Research expenditures at the University of California, Merced, increased by more than 9 percent in the 2012-13 fiscal year, to a record $17.3 million, according to data released today by the university’s Office of Business and Financial Services.
The expenditures supported faculty research into a wide range of issues vital to the San Joaquin Valley, the state and society as a whole. Cutting-edge research is a hallmark of the University of California, which conducts more research than any other university system in the world, and has been a major component of UC Merced’s mission since its founding in 2002.
Cumulative research expenditures since 2003 now total more than $103.5 million, the university reported.
“UC Merced is rapidly emerging as an important new source of discovery and learning on issues that matter greatly to the region and the state, and that often have global reach,” UC Merced Vice Chancellor for Research Sam Traina said. “Last year’s healthy increase in expenditures is one of the best measures of UC Merced’s growing contribution – both in terms of dollars circulating throughout the economy as well as in long-term societal benefits.”
Research funds come primarily in the form of grants from federal and state agencies or from private donors. They are used to purchase equipment, supplies and services and as aid to graduate students who conduct much of the research under faculty direction.
In the 2012-13 fiscal year, which ended June 30, extramural funding to UC Merced, including faculty research and training awards, totaled more than $13.7 million. Among the specific awards were:
- a $1.4 million grant over five years from the National Science Foundation for a team of researchers to study the effects of climate change on marine life;
- a $192,000, two-year grant from Amylin Pharmaceuticals LLC, a subsidiary of Bristol-Myers Squibb Co., to Professor Rudy Ortiz for diabetes research;
- a $1.5 million, three-year grant from the National Science Foundation to UC Merced’s Sierra Nevada Research Institute to examine the effects of climate change on snow melt in the Sierras and the resulting water flow in the San Joaquin River.
Professor Alberto Cerpa was awarded a five-year, $550,000 CAREER Award by the National Science Foundation to recognize and sustain his work in the field of wireless sensor networks.
Total research and training awards since the university’s founding now total more than $131 million, the university reported.

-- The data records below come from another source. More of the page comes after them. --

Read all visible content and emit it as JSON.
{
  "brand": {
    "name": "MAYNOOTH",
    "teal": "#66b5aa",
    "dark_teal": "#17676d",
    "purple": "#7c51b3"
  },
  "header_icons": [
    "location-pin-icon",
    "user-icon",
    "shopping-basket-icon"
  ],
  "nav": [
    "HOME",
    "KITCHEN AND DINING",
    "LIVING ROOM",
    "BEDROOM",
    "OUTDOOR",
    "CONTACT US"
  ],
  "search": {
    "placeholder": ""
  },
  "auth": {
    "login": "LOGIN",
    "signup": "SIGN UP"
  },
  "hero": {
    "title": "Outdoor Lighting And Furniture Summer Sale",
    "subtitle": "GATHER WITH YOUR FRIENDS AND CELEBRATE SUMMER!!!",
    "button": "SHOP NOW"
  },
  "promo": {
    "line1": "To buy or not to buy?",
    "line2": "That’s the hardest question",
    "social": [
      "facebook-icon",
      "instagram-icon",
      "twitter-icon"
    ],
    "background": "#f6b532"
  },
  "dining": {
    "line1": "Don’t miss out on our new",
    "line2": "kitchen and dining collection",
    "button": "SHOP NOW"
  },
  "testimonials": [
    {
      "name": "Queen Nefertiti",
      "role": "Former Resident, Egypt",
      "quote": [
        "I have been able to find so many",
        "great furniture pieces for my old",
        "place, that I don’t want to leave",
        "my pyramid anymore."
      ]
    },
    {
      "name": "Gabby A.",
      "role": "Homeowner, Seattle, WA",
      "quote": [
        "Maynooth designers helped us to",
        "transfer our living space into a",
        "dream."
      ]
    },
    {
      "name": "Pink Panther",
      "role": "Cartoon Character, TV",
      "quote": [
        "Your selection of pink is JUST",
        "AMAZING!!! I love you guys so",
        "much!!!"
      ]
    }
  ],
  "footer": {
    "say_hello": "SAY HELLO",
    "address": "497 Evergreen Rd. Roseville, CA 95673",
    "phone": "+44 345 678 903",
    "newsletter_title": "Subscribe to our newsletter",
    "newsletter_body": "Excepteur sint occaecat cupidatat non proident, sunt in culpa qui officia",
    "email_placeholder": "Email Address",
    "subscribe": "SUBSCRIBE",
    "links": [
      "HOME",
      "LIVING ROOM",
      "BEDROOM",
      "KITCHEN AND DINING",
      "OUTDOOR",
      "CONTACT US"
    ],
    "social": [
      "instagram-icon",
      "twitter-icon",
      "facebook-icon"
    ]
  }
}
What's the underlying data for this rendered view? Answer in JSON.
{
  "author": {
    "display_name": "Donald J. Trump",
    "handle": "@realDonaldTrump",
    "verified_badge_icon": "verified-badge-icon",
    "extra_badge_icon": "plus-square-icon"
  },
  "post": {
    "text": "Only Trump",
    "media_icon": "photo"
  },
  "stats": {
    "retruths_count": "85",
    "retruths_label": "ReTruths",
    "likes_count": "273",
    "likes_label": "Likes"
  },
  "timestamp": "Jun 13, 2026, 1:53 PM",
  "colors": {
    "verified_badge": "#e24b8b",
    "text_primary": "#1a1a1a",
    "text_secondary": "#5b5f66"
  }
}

“Engaging students at all levels in multi-disciplinary research creates a deeper understanding of the knowledge they are acquiring and its application in the real world,” Traina said. “In that sense, our research mission greatly enriches the learning experience for our students while pushing the envelope of discovery and innovation. That’s a very compelling combination – one that puts UC Merced squarely on track to become the world’s next great research university.”